In 2006 the World Series of Poker electrified the poker world by introducing a $50,000 HORSE tournament. This was the biggest buy-in in poker history. HORSE, stands for Limit Hold'em, Limit Omaha Hi-Low Split, Razz, 7 Card Stud, and Stud 8 or Better. This tournament was televised with the final table reverting from the 5 game format to a No Limit Hold'em contest, in effect adding a 6th game. The excitement grew as the final table was a who's who in the poker world with some of the absolute legends of the game and battling it out.
The final table consisted of one of the toughest lineups of all time. Doyle Brunson, TJ Cloutier, Dewey Tomko, Chip Reese--all in the Poker Hall of Fame, as well as former world champion Jim Bechtel, Phil Ivy, Andy Block, David Singer and Patrick Antonius. When the smoke cleared Chip Reese and Andy Block were the last two standing. They then embarked on an epic struggle that lasted over seven hours. Chip Reese was all in on more than one occasion, but ultimately prevailed and won the event. The event subsequently awarded the winner the Chip Reese Memorial Trophy.
This event was televised and completely captured the imagination of the viewing public as well as the poker community itself. Everybody wanted to start to play HORSE. Of course, very few could afford the $50,000 price tag at the World Series of Poker, but fortunately smaller buy-in events became available. Not only did the World Series hold smaller buy-in HORSE events but other venues as well. The only difference was that the no-limit hold'em portion of the tournament was eliminated. This made the final table less interesting as far as the television audience was concerned, but many of the players, especially the people putting up the 50K buy-in wanted it to be restricted to just the five limit events. The feeling was that since the five games were a tremendous test of skill, the finalists should be allowed to finish the tournament in the same fashion.
This year, for reasons still unknown, ESPN elected not to televise this event. The result was a sharp drop in attendance as about 1/3 fewer players participated in the 2009 event. The lack of television coverage was the main reason for this decline. Many players as well as Harrah's management are considering going back to the same format as the original event and making sure it is included on the TV schedule. This should not only boost attendance, but make for an outstanding television show with high ratings. The final table is almost a cinch to have many highly recognizable names, and if it is played as a No Limit Hold'em grand finale, the TV audience will more easily identify with the strategies because, let's face it, No Limit Hold'em is the king of poker.

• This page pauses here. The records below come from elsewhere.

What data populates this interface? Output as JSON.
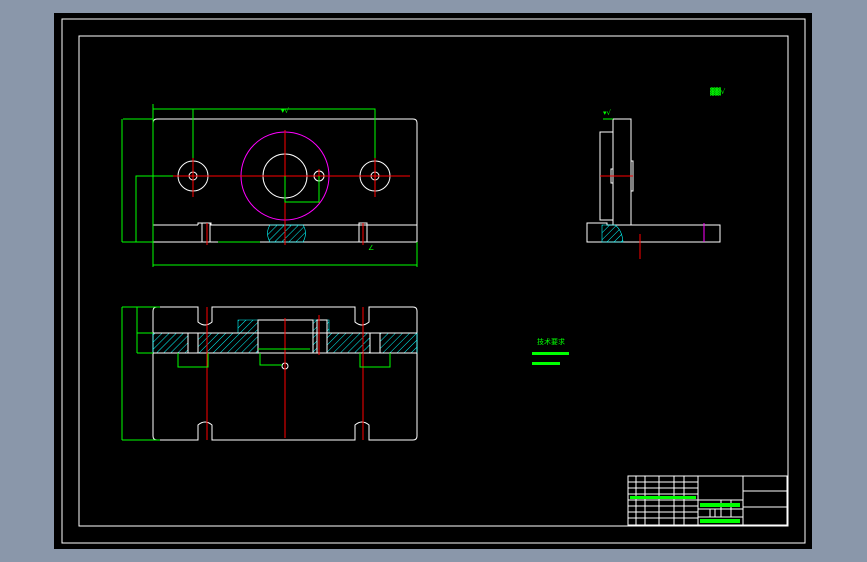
{
  "canvas": {
    "background": "#000000",
    "window_background": "#8a97aa"
  },
  "colors": {
    "outline": "#ffffff",
    "dimension": "#00ff00",
    "centerline": "#ff0000",
    "hidden_circle": "#ff00ff",
    "hatch": "#00ffff"
  },
  "notes": {
    "title": "技术要求"
  }
}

The thing about playing five games, or possibly six if you make the final table, is that it takes a tremendous amount of poker skill to be successful. You must be able to play all games well, not just one or two. A player that is a specialist in High-Low Split games, for example, has no chance if he can't compete in the other three. That is why the cream rises to the top in HORSE events more so than in other poker tournaments. A rather unusual side effect of HORSE events is that Razz has been resurrected from the graveyard of poker games because players have to learn how to play it in order to be a threat in HORSE events. There are many jokes about Razz, such as the average age of the typical Razz player (before HORSE tournaments) was deceased. That is because Razz was still popular in the 1980's, but no new blood was introduced to the game, so it was dying out. Also, two other things were said about Razz, it was not a poker game, but a disease and a trained chimpanzee could learn how to play it. The disease part has some truth to it, but there is some skill and play to the game, just not as much as in other forms of poker.
Games like 7 Card Stud and Stud 8 or better require good card reading skills, with many hands having hidden strength. Razz of course is much easier to always know what the best possible hand your opponents could have at the moment. Limit Hold'em and Omaha Hi-Low Split require a good knowledge of starting hands and positional play. All in all I love HORSE tournaments and play them whenever I can. If you feel the same way, just remember you need to learn and practice all of the games. This can be done for modest stakes on the internet or in casinos. Happy riding.
Tom McEvoy is a Team PokerStars Pro and an instructor for Deepstacks University. His website is www.tommcevoy.com